The 2012 Community Shield will be played in England even though Wembley Stadium will not be available.
Confirmation of the competition dates for the 2012 London Olympics revealed the prestigious men's football final will be played at Wembley on Saturday, August 11.
That is 24 hours before the Community Shield should take place, given the Premier League is due to get under way the following weekend, having been delayed to avoid a clash with the Games.
As the Olympics do not conclude until August 12, the London organising committee have reached an agreement with the FA that the game will not be played in the capital, leaving them to find another venue for the annual clash between the Premier League champions and FA Cup winners.
There had been some speculation the FA would use the opportunity to take the game overseas, as happened last season with the Italian Super Cup - the clash between Inter and Lazio in Beijing proving so successful, a deal has been signed for the game to be held in China for the next four years.
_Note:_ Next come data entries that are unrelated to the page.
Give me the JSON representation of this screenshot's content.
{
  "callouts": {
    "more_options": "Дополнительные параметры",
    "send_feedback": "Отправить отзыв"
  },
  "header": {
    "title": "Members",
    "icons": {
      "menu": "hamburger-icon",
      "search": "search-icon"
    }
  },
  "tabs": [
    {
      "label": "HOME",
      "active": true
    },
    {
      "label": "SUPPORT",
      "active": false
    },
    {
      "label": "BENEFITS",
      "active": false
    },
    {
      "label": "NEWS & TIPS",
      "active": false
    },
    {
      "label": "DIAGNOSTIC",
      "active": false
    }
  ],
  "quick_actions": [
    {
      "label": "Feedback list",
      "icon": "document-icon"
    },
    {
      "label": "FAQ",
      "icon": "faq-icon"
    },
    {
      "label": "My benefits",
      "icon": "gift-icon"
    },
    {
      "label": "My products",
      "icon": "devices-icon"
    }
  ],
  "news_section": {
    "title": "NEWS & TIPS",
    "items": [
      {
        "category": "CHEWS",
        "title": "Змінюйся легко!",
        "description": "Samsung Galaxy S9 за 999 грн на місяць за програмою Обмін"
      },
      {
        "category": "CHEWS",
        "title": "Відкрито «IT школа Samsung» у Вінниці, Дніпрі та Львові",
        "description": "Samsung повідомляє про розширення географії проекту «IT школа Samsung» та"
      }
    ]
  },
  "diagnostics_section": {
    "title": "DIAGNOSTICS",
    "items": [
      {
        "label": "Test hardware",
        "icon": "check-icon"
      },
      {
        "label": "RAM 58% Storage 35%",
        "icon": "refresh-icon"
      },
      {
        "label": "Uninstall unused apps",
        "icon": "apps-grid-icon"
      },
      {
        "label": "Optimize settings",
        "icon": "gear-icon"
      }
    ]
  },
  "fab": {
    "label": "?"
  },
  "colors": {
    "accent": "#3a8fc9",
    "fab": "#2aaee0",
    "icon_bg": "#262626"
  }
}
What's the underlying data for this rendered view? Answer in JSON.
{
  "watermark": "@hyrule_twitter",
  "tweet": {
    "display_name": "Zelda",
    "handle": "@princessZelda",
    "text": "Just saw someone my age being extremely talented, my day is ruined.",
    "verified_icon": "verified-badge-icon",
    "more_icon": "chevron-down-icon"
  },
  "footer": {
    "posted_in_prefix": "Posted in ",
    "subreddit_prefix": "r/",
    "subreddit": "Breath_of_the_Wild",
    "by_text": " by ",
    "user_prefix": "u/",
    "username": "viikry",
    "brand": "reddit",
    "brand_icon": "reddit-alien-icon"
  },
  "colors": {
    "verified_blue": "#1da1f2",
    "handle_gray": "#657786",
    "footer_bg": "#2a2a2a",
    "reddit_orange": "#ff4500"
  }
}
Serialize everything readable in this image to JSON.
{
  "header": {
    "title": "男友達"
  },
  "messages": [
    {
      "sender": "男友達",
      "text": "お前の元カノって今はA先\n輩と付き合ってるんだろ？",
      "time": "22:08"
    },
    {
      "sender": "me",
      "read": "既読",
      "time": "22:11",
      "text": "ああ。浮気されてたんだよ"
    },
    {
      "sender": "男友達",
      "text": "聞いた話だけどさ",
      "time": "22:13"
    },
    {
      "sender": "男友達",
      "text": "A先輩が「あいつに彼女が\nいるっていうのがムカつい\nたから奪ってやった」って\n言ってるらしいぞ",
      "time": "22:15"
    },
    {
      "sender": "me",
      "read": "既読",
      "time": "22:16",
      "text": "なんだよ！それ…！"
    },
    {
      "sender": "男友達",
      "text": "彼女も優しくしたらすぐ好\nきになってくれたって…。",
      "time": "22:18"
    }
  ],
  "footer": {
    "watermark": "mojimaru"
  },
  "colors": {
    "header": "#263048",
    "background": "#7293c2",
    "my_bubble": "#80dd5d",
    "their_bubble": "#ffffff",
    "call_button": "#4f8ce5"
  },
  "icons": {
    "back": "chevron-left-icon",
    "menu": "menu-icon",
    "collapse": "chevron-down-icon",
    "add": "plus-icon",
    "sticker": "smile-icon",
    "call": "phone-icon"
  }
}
Given the vast following for English football around the globe, there would certainly be a financial incentive to pursue such an avenue with the Community Shield. However, the FA have confirmed that will not happen.
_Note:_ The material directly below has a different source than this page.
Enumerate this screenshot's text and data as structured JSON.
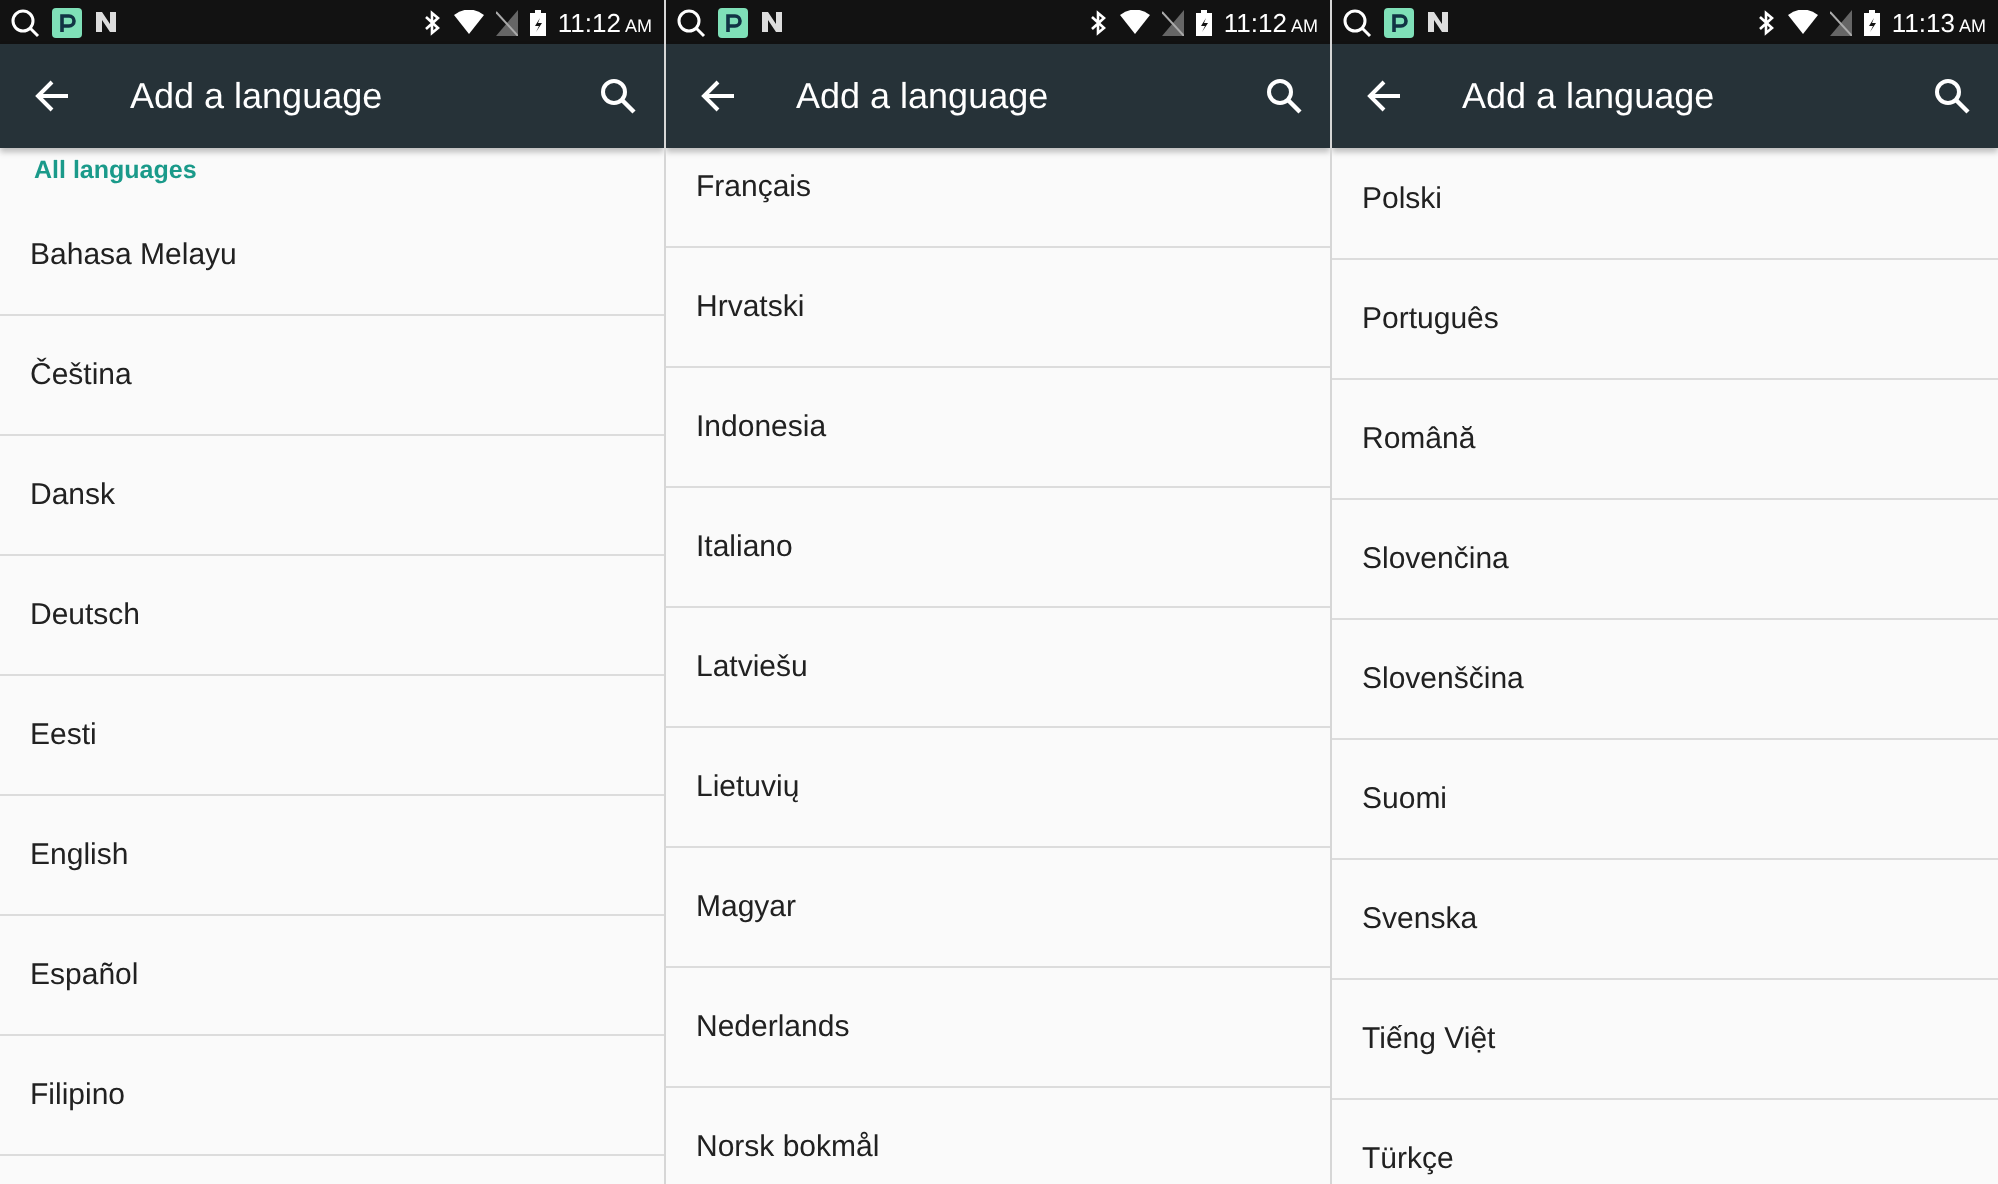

"The Community Shield take place at the traditional time at a prestigious stadium in England,'' said an FA spokesman.
Cardiff's Millennium Stadium would normally be the obvious choice, as it held the Community Shield for six seasons from 2001, but the men's third-place play-off will be played at the stadium on Friday, August 10 and it seems turning the stadium round to host another prestigious event, with completely different sponsors, in just over 36 hours would be too problematic.
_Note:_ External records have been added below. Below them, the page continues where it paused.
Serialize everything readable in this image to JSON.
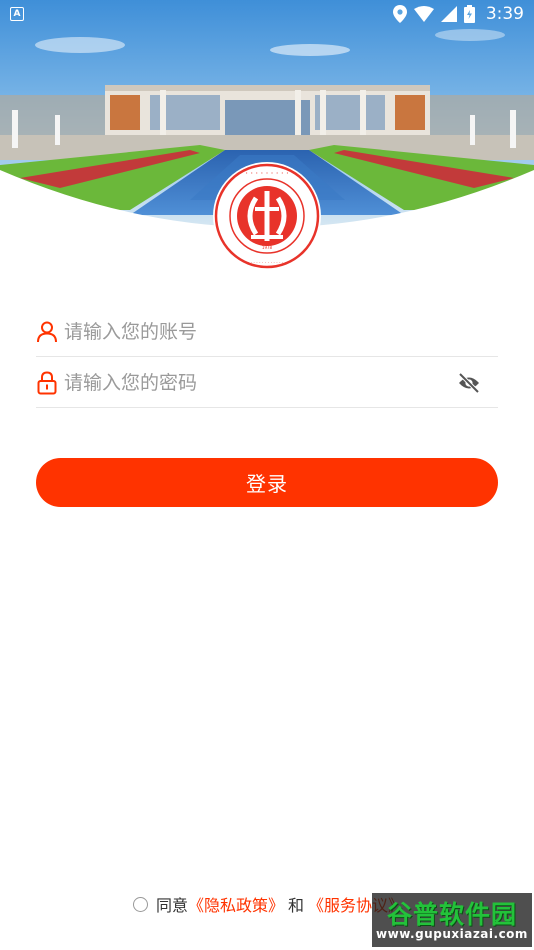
{
  "status_bar": {
    "notification": "A",
    "time": "3:39"
  },
  "login": {
    "account_placeholder": "请输入您的账号",
    "password_placeholder": "请输入您的密码",
    "button_label": "登录"
  },
  "agreement": {
    "prefix": "同意",
    "privacy_link": "《隐私政策》",
    "and": "和",
    "service_link": "《服务协议》"
  },
  "watermark": {
    "title": "谷普软件园",
    "url": "www.gupuxiazai.com"
  },
  "colors": {
    "accent": "#ff3300",
    "sky": "#5aa4e0",
    "lawn": "#6bb83a"
  }
}
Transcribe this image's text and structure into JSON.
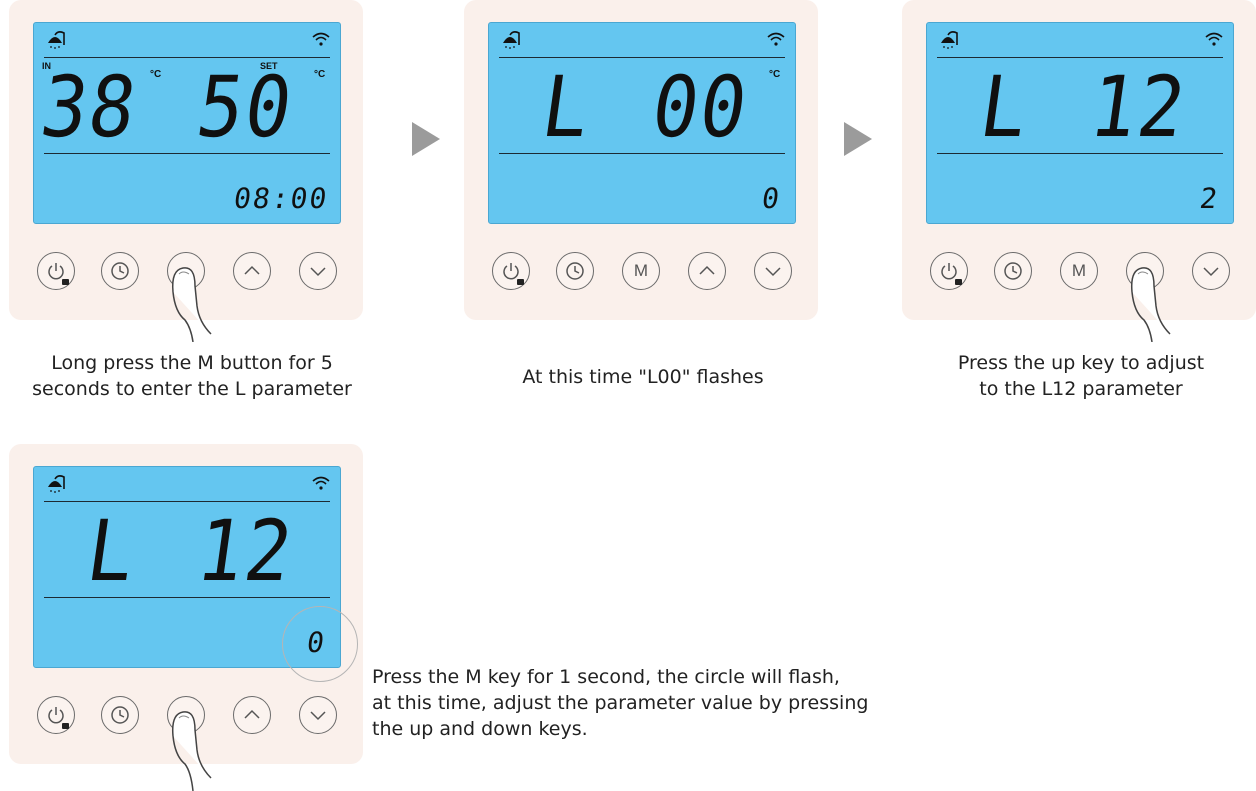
{
  "panels": [
    {
      "in_label": "IN",
      "set_label": "SET",
      "unit_in": "°C",
      "unit_set": "°C",
      "main_left": "38",
      "main_right": "50",
      "bottom_value": "08:00",
      "buttons": [
        "power-lock-icon",
        "clock-icon",
        "M",
        "up-arrow-icon",
        "down-arrow-icon"
      ],
      "caption": "Long press the M button for 5\nseconds to enter the L parameter"
    },
    {
      "unit_set": "°C",
      "main_left": "L",
      "main_right": "00",
      "bottom_value": "0",
      "m_label": "M",
      "caption": "At this time \"L00\" flashes"
    },
    {
      "main_left": "L",
      "main_right": "12",
      "bottom_value": "2",
      "m_label": "M",
      "caption": "Press the up key to adjust\nto the L12 parameter"
    },
    {
      "main_left": "L",
      "main_right": "12",
      "bottom_value": "0",
      "caption": "Press the M key for 1 second, the circle will flash,\nat this time, adjust the parameter value by pressing\nthe up and down keys."
    }
  ],
  "icons": {
    "step_arrow": "right-triangle-icon",
    "status_left": "shower-icon",
    "status_right": "wifi-icon",
    "finger": "pointing-finger-icon"
  },
  "colors": {
    "panel_bg": "#faf0eb",
    "lcd_bg": "#64c6f0",
    "arrow": "#9b9b9b"
  }
}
It leaves Old Trafford as the firm favourite given its last Olympic game is the men's semi-final on Tuesday, August 7.
Neutrality may be an issue considering Manchester United have featured in 14 of the last 18 such occasions but the massive increase in capacity, compared with alternatives such as St James' Park, the Stadium of Light, Eastlands, Anfield and Villa Park, Old Trafford is bound to hold appeal.
Any suggestion that Twickenham, the home of English rugby, whose 82,000 capacity is exceeded only by that of Wembley, could have been used were dismissed due to sensitivities towards local residents and the cost involved with segregating rival supporters even before the agreement not to hold the game in London.